NItrogen-Vacancy Spin Defects in Diamond

NV spectroscopy of external fields

NV spectroscopy of external fields

Confocal Imaging of NVs in a Diamond Anvil Cell

Confocal Imaging of NVs in a Diamond Anvil Cell

Excitation of shallow NV centers

Excitation of shallow NV centers

Laser cut gem diamond inside the anvil cell

Laser cut gem diamond inside the anvil cell

At the nanoscale, isolated spins can be exceedingly stable and precisely controlled. This holds the promise for their use as quantum bits, the basic building block of a quantum computer. Their natural stability also renders them sensitive magnetic, electric, and thermal probes. Recent experimental advances have enabled the control and manipulation of individual quantum mechanical spins --- Nitrogen-Vacancy (NV) defects --- in diamond. In each defect, a nitrogen atom and an adjacent vacancy substitute for two carbon atoms in the diamond lattice. The NV harbors a spin triplet electronic ground state that can be polarized, manipulated and optically detected. Our group is interested in studying the magnetic properties of layered two dimensional materials and in pressure driven phase transitions using both single and ensemble NV magnetometry. 

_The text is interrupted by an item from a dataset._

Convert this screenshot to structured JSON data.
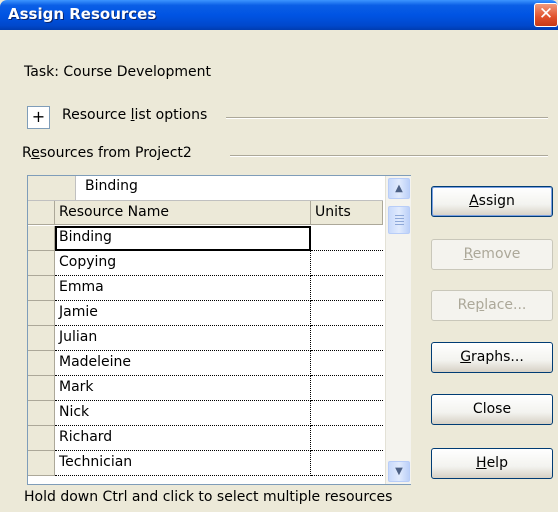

One exciting direction we are pursuing in conjunction with our colleagues in the Ultrafast Nano-Optics Group is to use shallow NV centers to probe exciton spin relaxation and coherence dynamics in van der Waals heterostructures. Recent measurements on spin relaxation and coherence times using optical Kerr spectroscopy have demonstrated extremely long electron spin lifetimes.  Our setup consists of back-gated monolayer transition metal dichalcogenides exfoliated on a diamond substrate with shallow NVs implanted within a few nanometers of the diamond surface.

Since the NV electronic spin couples directly to both DC and AC magnetic fields, the energy splitting between the NV's Zeeman sub-levels behave as a sensitive probe of any spin polarization of the TMD excitons. In particular, we plan to use wide-field imaging to directly map out the vector magnetic field generated by circularly polarized excitation of the TMD. This is enabled by the fact that excitons in the K and K' valleys selectively couple to left and right circularly polarized light. In combination with strong spin-orbit coupling in the valence band, this enables one to excite both spin and valley polarized excitons by using a combination of polarization and frequency selection. The ultimate sensitivity of our approach is determined by a combination of spin coherence time and spin projection noise. We will utilize Ramsey spectroscopy, which maps the magnetic field generated by the excitons into a relative phase difference accumulated by the NV's electronic spin states. By alternating the TMD excitation between left and right circular polarization, we can perform spin-echo spectroscopy, which significantly enhances the NV sensitivity.